When confronted with their censorship, and after taking nearly three days to formulate an answer, the BBC, in a rare moment of humility, admitted their mistake and promised to restore the original footage, uncut.

On the day of her assassination, Benazir Bhutto, who had scheduled a political rally on her home turf, the city of Rawalpindi, ended her life murdered close by where her father had been hanged, decades before, by Zia Ul-haq, the first of Pakistan's self-proclaimed saviours, though nothing more than military dictators.

Numerous amateur and professional videos have now emerged, each showing somewhat the same thing, Benazir rising above the sunroof of her bulletproof and bomb proof SUV, and a well-dressed man, beige suit, Ray Ban sunglasses, arm outstretched, pointing a handgun.

It is also clear that there is more than one man, standing behind our Mr. Bond, wearing traditional Arab garb.

In the next instance, you can audibly distinguish three gunshots, while you see her hair rise up and to the right, while her head shifts as well, then a blast, red flash, and finished. Her last 30 seconds indelibly seared in peoples' minds, frozen in time.

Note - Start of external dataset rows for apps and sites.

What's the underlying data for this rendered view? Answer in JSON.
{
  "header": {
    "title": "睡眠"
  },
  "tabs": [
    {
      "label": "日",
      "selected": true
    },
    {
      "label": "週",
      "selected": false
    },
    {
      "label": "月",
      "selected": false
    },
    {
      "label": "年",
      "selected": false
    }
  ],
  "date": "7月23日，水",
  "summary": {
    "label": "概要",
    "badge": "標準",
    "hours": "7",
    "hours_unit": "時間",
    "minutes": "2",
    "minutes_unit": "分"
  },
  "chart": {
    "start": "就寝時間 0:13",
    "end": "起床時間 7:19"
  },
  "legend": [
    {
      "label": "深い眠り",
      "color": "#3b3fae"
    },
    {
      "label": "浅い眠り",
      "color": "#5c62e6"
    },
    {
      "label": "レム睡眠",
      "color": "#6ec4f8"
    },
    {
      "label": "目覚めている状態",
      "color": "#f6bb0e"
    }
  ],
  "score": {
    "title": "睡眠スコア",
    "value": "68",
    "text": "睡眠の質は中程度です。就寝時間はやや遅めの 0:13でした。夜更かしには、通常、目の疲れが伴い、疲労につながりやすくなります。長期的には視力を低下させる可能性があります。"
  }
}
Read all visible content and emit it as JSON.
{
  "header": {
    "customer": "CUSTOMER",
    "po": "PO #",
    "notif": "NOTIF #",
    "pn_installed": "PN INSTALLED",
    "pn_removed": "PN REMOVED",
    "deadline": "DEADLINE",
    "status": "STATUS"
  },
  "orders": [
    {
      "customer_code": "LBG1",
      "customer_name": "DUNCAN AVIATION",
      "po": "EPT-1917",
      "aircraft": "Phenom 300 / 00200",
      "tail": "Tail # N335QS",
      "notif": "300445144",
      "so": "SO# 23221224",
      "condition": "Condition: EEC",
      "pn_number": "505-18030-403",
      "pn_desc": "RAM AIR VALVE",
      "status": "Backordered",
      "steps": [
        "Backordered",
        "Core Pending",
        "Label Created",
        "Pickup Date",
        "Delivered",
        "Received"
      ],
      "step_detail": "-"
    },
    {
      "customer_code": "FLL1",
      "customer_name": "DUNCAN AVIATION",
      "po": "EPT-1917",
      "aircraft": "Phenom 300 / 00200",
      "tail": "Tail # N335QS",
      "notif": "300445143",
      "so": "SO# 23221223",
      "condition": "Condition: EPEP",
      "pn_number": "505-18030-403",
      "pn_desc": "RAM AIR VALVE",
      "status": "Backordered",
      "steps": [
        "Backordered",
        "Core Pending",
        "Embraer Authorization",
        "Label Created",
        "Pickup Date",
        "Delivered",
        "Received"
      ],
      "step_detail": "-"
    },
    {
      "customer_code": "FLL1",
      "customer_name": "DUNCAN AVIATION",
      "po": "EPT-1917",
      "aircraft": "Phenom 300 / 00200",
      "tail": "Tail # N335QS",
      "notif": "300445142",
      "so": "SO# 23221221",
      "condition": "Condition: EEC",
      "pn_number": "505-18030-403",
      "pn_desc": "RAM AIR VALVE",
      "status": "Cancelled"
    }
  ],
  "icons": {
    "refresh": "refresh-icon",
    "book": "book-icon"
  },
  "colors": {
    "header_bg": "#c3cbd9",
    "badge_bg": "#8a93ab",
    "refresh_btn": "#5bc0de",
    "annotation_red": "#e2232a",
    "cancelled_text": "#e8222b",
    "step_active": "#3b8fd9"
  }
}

On her schedule for later in the evening, 9pm, was a meeting with two US Congressmen, one a longtime friend, Senators Arlen Specter and Patrick Kennedy.

They were to be joined by the US ambassador to Pakistan, at which Bhutto was to give them a 144-page document entitled Pre-Poll Vote Rigging, which has now surfaced, detailing widespread official corruption, ballot printing, police complacency, the compromising of ballot tabulation machines and security agency deceit and even murders of volunteers.

For now, the body of Benazir Bhutto will not be exhumed, the family does not trust a government autopsy, particularly now, after they claimed she'd died by hitting her head on the sunroof knob, and then a lawyer affiliated with the doctors, "but not a government employee" disclosed that they had been forced to sign the falsified documents.

The election has been delayed until mid-February and Scotland Yard investigators have arrived to offer their assistance, at Musharraf's request. The Bhutto family are not satisfied, asking instead for a UN-style probe. - D.P. Lang, Editor, Publisher Internet TV News